Driving up to the ranger park kiosk, you’re greeted cordially and informed that there will be a $20 per day fee to pass through the park. “No problem”, you whisper half audibly, reaching into your wallet to pull out your Lifetime Senior Pass. This pass is the bargain of bargains, as a mere $10 added to reaching the age of 62 gets you and all in your vehicle into all national parks and federal lands free forever. There are some returns on investments of years.

Now the adventure begins at 35-45 mph across 45-50 miles of winding roads constructed, you presume, to either force you to drive slowly, or most probably to change your viewing perspective and wonder with each bend in the road. An hour later you arrive at the southern border of the park and following the recommendations of previous park boondocking pioneers, immediately turn off onto a dirt washboard road to pass a scattering of RVers.

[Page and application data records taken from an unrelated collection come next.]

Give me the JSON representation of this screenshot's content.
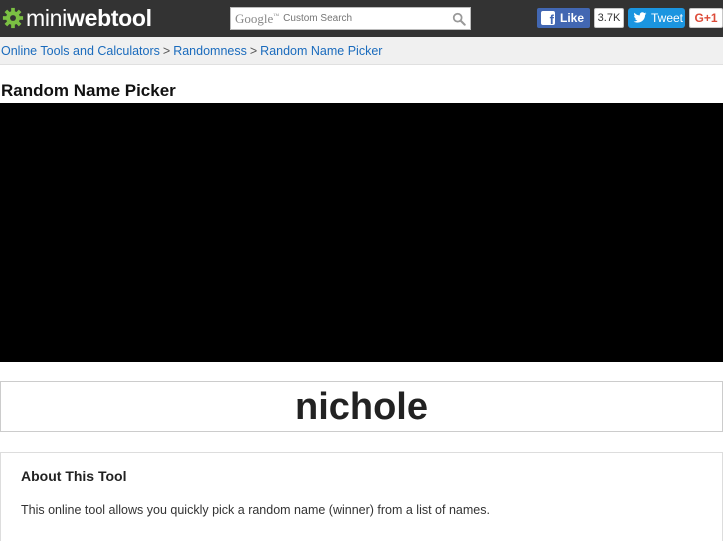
{
  "header": {
    "logo_part1": "mini",
    "logo_part2": "webtool",
    "search": {
      "brand": "Google",
      "placeholder": "Custom Search"
    },
    "social": {
      "like_label": "Like",
      "like_count": "3.7K",
      "tweet_label": "Tweet",
      "gplus_label": "G+1"
    }
  },
  "breadcrumb": {
    "items": [
      "Online Tools and Calculators",
      "Randomness",
      "Random Name Picker"
    ],
    "separator": ">"
  },
  "main": {
    "title": "Random Name Picker",
    "result_name": "nichole"
  },
  "about": {
    "title": "About This Tool",
    "text": "This online tool allows you quickly pick a random name (winner) from a list of names."
  },
  "colors": {
    "header_bg": "#333333",
    "link": "#1a6bbd",
    "facebook": "#4267b2",
    "twitter": "#1b95e0",
    "gplus": "#dd4b39",
    "logo_gear": "#7bc043"
  }
}
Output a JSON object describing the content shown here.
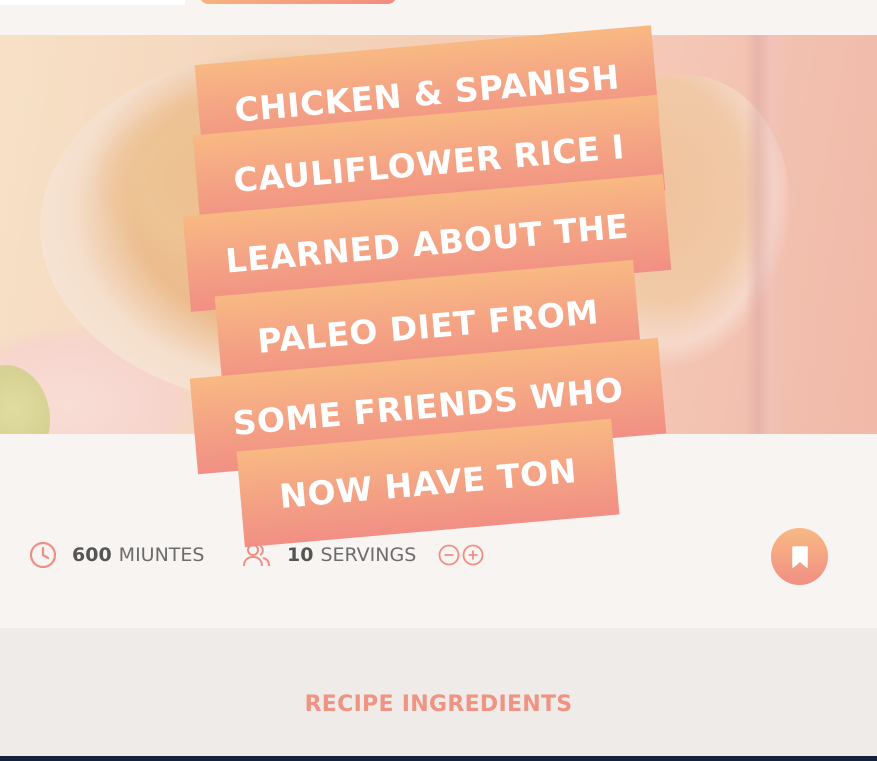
{
  "recipe": {
    "title_lines": [
      "CHICKEN & SPANISH",
      "CAULIFLOWER RICE I",
      "LEARNED ABOUT THE",
      "PALEO DIET FROM",
      "SOME FRIENDS WHO",
      "NOW HAVE TON"
    ],
    "time_value": "600",
    "time_unit": "MIUNTES",
    "servings_value": "10",
    "servings_unit": "SERVINGS"
  },
  "icons": {
    "time": "clock-icon",
    "servings": "people-icon",
    "decrease": "minus-circle-icon",
    "increase": "plus-circle-icon",
    "bookmark": "bookmark-icon"
  },
  "ingredients": {
    "heading": "RECIPE INGREDIENTS"
  },
  "colors": {
    "accent_start": "#f8b983",
    "accent_end": "#f18f84",
    "heading": "#ef9382",
    "page_bg": "#f8f4f2",
    "section_bg": "#efebe9",
    "footer_bar": "#16203b"
  }
}
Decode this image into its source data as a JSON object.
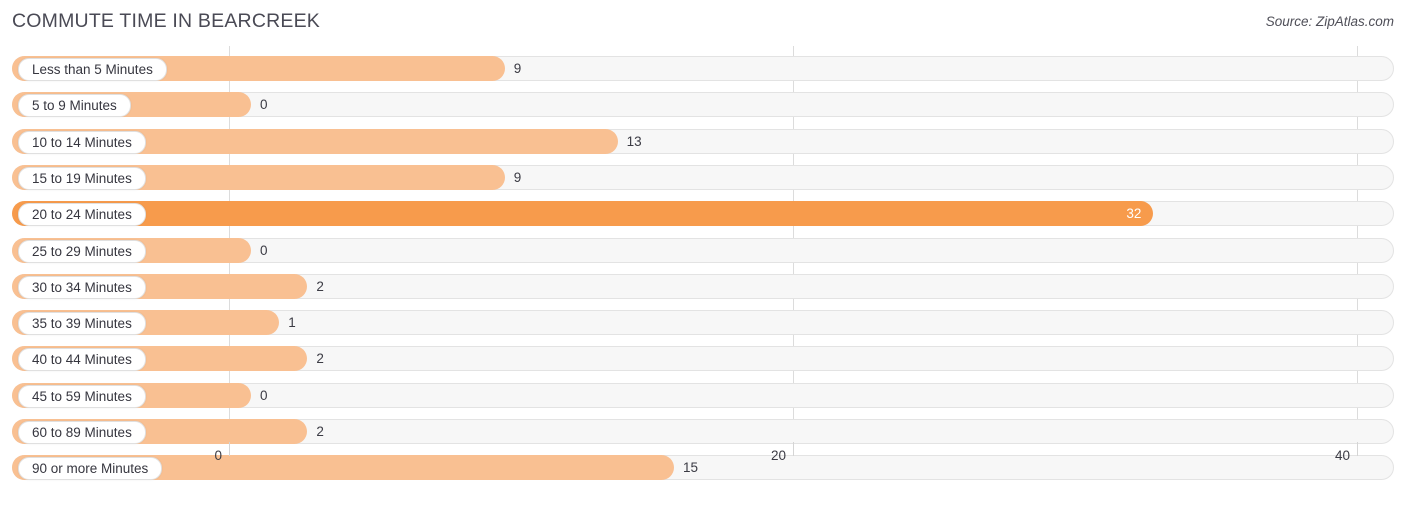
{
  "header": {
    "title": "COMMUTE TIME IN BEARCREEK",
    "source": "Source: ZipAtlas.com"
  },
  "colors": {
    "bar": "#f9c092",
    "bar_highlight": "#f79b4c",
    "track": "#f7f7f7",
    "track_border": "#e3e3e3",
    "gridline": "#dcdcdc",
    "text": "#3b3b44"
  },
  "chart_data": {
    "type": "bar",
    "orientation": "horizontal",
    "title": "COMMUTE TIME IN BEARCREEK",
    "xlabel": "",
    "ylabel": "",
    "xlim": [
      0,
      40
    ],
    "xticks": [
      "0",
      "20",
      "40"
    ],
    "xtick_values": [
      0,
      20,
      40
    ],
    "grid": true,
    "legend": false,
    "highlight_category": "20 to 24 Minutes",
    "categories": [
      "Less than 5 Minutes",
      "5 to 9 Minutes",
      "10 to 14 Minutes",
      "15 to 19 Minutes",
      "20 to 24 Minutes",
      "25 to 29 Minutes",
      "30 to 34 Minutes",
      "35 to 39 Minutes",
      "40 to 44 Minutes",
      "45 to 59 Minutes",
      "60 to 89 Minutes",
      "90 or more Minutes"
    ],
    "values": [
      9,
      0,
      13,
      9,
      32,
      0,
      2,
      1,
      2,
      0,
      2,
      15
    ],
    "value_labels": [
      "9",
      "0",
      "13",
      "9",
      "32",
      "0",
      "2",
      "1",
      "2",
      "0",
      "2",
      "15"
    ]
  }
}
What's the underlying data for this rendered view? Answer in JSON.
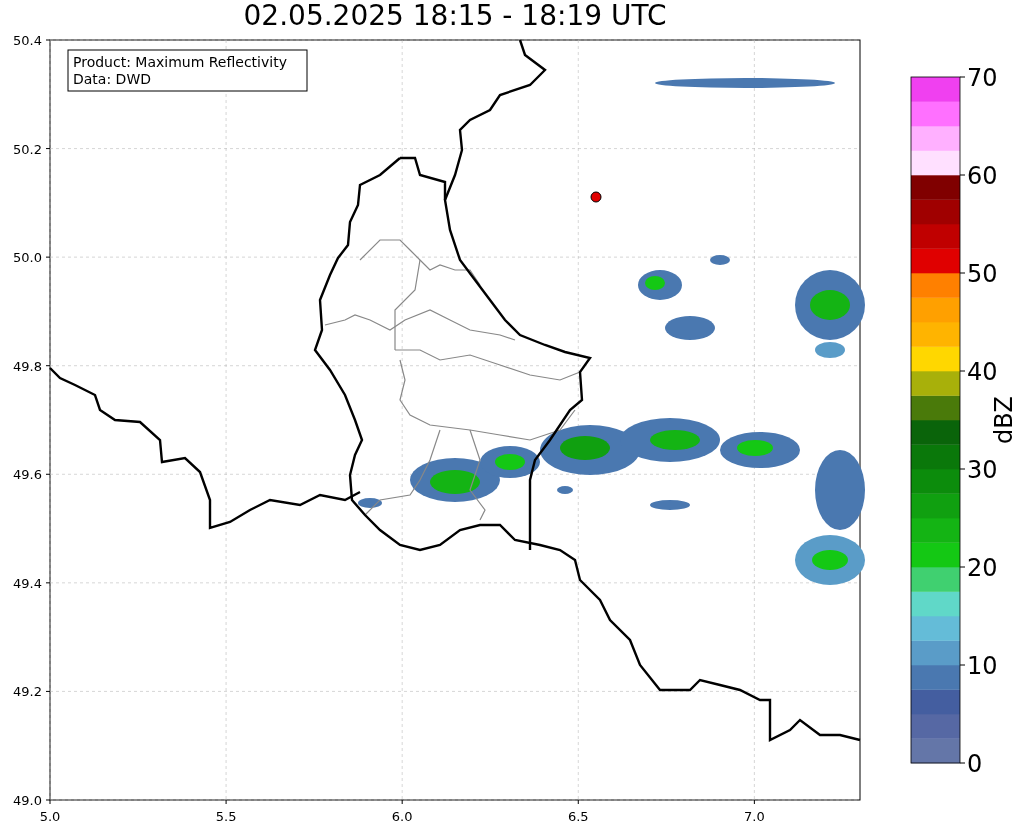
{
  "title": "02.05.2025 18:15 - 18:19 UTC",
  "info_box": [
    "Product: Maximum Reflectivity",
    "Data: DWD"
  ],
  "map": {
    "x_ticks": [
      "5.0",
      "5.5",
      "6.0",
      "6.5",
      "7.0"
    ],
    "y_ticks": [
      "50.4",
      "50.2",
      "50.0",
      "49.8",
      "49.6",
      "49.4",
      "49.2",
      "49.0"
    ]
  },
  "colorbar": {
    "label": "dBZ",
    "ticks": [
      "70",
      "60",
      "50",
      "40",
      "30",
      "20",
      "10",
      "0"
    ],
    "bands": [
      {
        "color": "#6476a8"
      },
      {
        "color": "#5668a4"
      },
      {
        "color": "#445ea0"
      },
      {
        "color": "#4a78b0"
      },
      {
        "color": "#5a9cc8"
      },
      {
        "color": "#64bcd8"
      },
      {
        "color": "#60d8c8"
      },
      {
        "color": "#40d070"
      },
      {
        "color": "#14c814"
      },
      {
        "color": "#14b414"
      },
      {
        "color": "#10a010"
      },
      {
        "color": "#0c8c0c"
      },
      {
        "color": "#0a780a"
      },
      {
        "color": "#0a640a"
      },
      {
        "color": "#4a7a0a"
      },
      {
        "color": "#a8b00a"
      },
      {
        "color": "#ffd700"
      },
      {
        "color": "#ffb400"
      },
      {
        "color": "#ffa000"
      },
      {
        "color": "#ff8000"
      },
      {
        "color": "#e00000"
      },
      {
        "color": "#c00000"
      },
      {
        "color": "#a00000"
      },
      {
        "color": "#800000"
      },
      {
        "color": "#ffe0ff"
      },
      {
        "color": "#ffb0ff"
      },
      {
        "color": "#ff70ff"
      },
      {
        "color": "#f040f0"
      }
    ]
  }
}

A mile passes and soon there is no one around you but the awesome vista of the San Andreas Fault valley below and, several miles away, the artery of I-10 carrying silent tiny corpuscles of moving vehicles. You pause for a moment to wonder how the life force in each vehicle could compare to this moment and place.

Camp is prepared, your Airstream is positioned due east/west to maximize the solar tracking across the solar panels that are arranged into position.

East-west solar orientation
East-west solar orientation

Dusk falls slowly and the sky changes from a blue so intense it creates an after-image of golden yellow on your closed eyelids. A hummingbird darts from cactus flower to flower, safely circumventing skewering thorns. Sunlight reflects veins of multicolored layers of geologic history in the surrounding mountains. Mt. San Jacinto, far off in the southwest, provides a midway curtain between Los Angeles and San Diego, layered in shades of bluish grey in the haze escaping that megalopolis. Coming suddenly from behind, you hear a “thump thump!” in the air, and passing above your head a jet-black crow with wings so dark they appear as liquid reflected in the sunlight, alights on a rock 20 feet in front of you. It gurgles and greets you in its indecipherable language, then lifts off to drift in the thermals ahead.

The panorama around is lush with desert vegetation, smoke tree, brittle bush, dune primrose, barrel cactus (which people like to dig up and replant in their gardens, unfortunately),

Barrel cactus becoming endangered
Barrel cactus becoming endangered

 

 

cholla cactus,

cholla-cactus
Cholla cactus

and jutting into the sky around you, the pencil-thin, flowery and thorny arms of the ocotillo.

Baby and mama ocotillo
Baby and mama ocotillo

 

Ocotillo at sunset
Ocotillo at sunset

 

 

This particular bush looks like spindly ocean coral that, having millions of years of seas erased around it, chose to adapt to living in marshlands, and in ultimate stubbornness stoically stuck to the eventual barren desert landscape.

You become keenly aware of a silence so deep and profound you can hear the blood rushing through your head. In the increasing crepuscular light, small white cotton ball clouds form and close in on each other like herds of sheep gathering into an enclosure, and form into a central lenticular cloud shape

 

Lenticular cloud formation
Lenticular cloud formation

like a huge UFO in the sky. Colors begin to emerge, painting the billowy clouds with orange and eventual fire red as if you were looking into the glowing embers of an upside-down fire pit.

Sunset at Joshua Tree
Sunset at Joshua Tree

Colors slowly grey away, darkness settles in, an occasional star emerges, and the moon, now full, illuminates the landscape, returning the clouds to an earlier glow. The moon’s new backlight halos rapidly moving bats searching out a meal in those buzzing creatures seeking one around you, their nearly indiscernible radar squeaks guiding them to their prey. You sit meditating in silence, your mind clear and free in the cool air, the weight of sensual overload now weighing heavy in the night. Sleep comes on the gentle breezes.